There’s a temptation to cut corners when running a Texas gym to save money. And, when you own multiple locations, there’s an incentive to avoid duplication of effort and expenses.
Yet you’re creating legal dangers if you try to treat all your locations as one under the Texas Health Spa Act. Because the law requires separate registrations (and compliance) for each location. In fact, the government will issue separate registration numbers for each gym.
For some things, this may make sense. For example, using the same employee policy for all gyms you own (but be careful not to misclassify employees as independent contractors).
You may also be tempted to have members at all locations sign the exact same membership agreement. However, there are changes that must be made based upon each location.
For example, each gym membership contract will have the unique Health Spa Act registration number for the location where the new member joins. Also, addresses will change based on location.
And, the content of the membership agreement can vary based on the operational stage each location is at. For instance, the Health Spa Act requires specific legal language for some membership contracts being signed pre-opening that is never included in an agreement for a location that has been open for a while.
Of course, there are other legal dangers with consolidating to save time or money. For example, combining your media releases and liability waivers into the membership agreement will likely invalidate the releases and waivers so they’re useless instead of protecting your gyms. Similarly, you’ll probably want two types of liability waivers — one for members and one for guests.

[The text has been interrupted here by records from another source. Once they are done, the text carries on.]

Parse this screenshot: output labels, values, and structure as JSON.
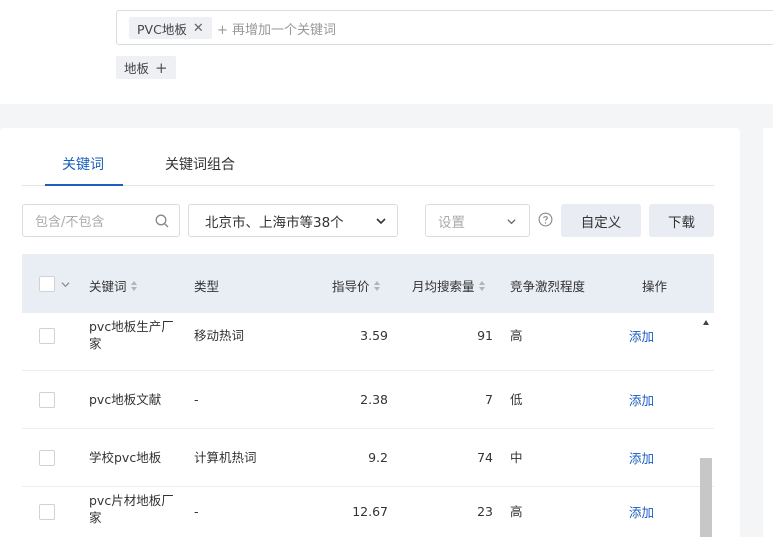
{
  "search": {
    "chip_label": "PVC地板",
    "chip_close": "✕",
    "add_more": "+ 再增加一个关键词",
    "suggested_tag": "地板",
    "suggested_plus": "+"
  },
  "tabs": [
    {
      "label": "关键词",
      "active": true
    },
    {
      "label": "关键词组合",
      "active": false
    }
  ],
  "filters": {
    "include_placeholder": "包含/不包含",
    "region_value": "北京市、上海市等38个",
    "settings_placeholder": "设置",
    "custom_button": "自定义",
    "download_button": "下载"
  },
  "table": {
    "headers": {
      "keyword": "关键词",
      "type": "类型",
      "price": "指导价",
      "monthly_search": "月均搜索量",
      "competition": "竞争激烈程度",
      "action": "操作"
    },
    "rows": [
      {
        "keyword_line1": "pvc地板生产厂",
        "keyword_line2": "家",
        "type": "移动热词",
        "price": "3.59",
        "monthly_search": "91",
        "competition": "高",
        "action": "添加"
      },
      {
        "keyword_line1": "pvc地板文献",
        "keyword_line2": "",
        "type": "-",
        "price": "2.38",
        "monthly_search": "7",
        "competition": "低",
        "action": "添加"
      },
      {
        "keyword_line1": "学校pvc地板",
        "keyword_line2": "",
        "type": "计算机热词",
        "price": "9.2",
        "monthly_search": "74",
        "competition": "中",
        "action": "添加"
      },
      {
        "keyword_line1": "pvc片材地板厂",
        "keyword_line2": "家",
        "type": "-",
        "price": "12.67",
        "monthly_search": "23",
        "competition": "高",
        "action": "添加"
      }
    ]
  },
  "colors": {
    "accent": "#1a5fc0",
    "header_bg": "#e9edf4"
  }
}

Now if you own one or more Texas gyms, pickleball courts, or martial arts studios, you probably will need professional legal help to comply with federal and state laws that govern your business. Set up a phone consultation with Texas Business Lawyer Mike Young.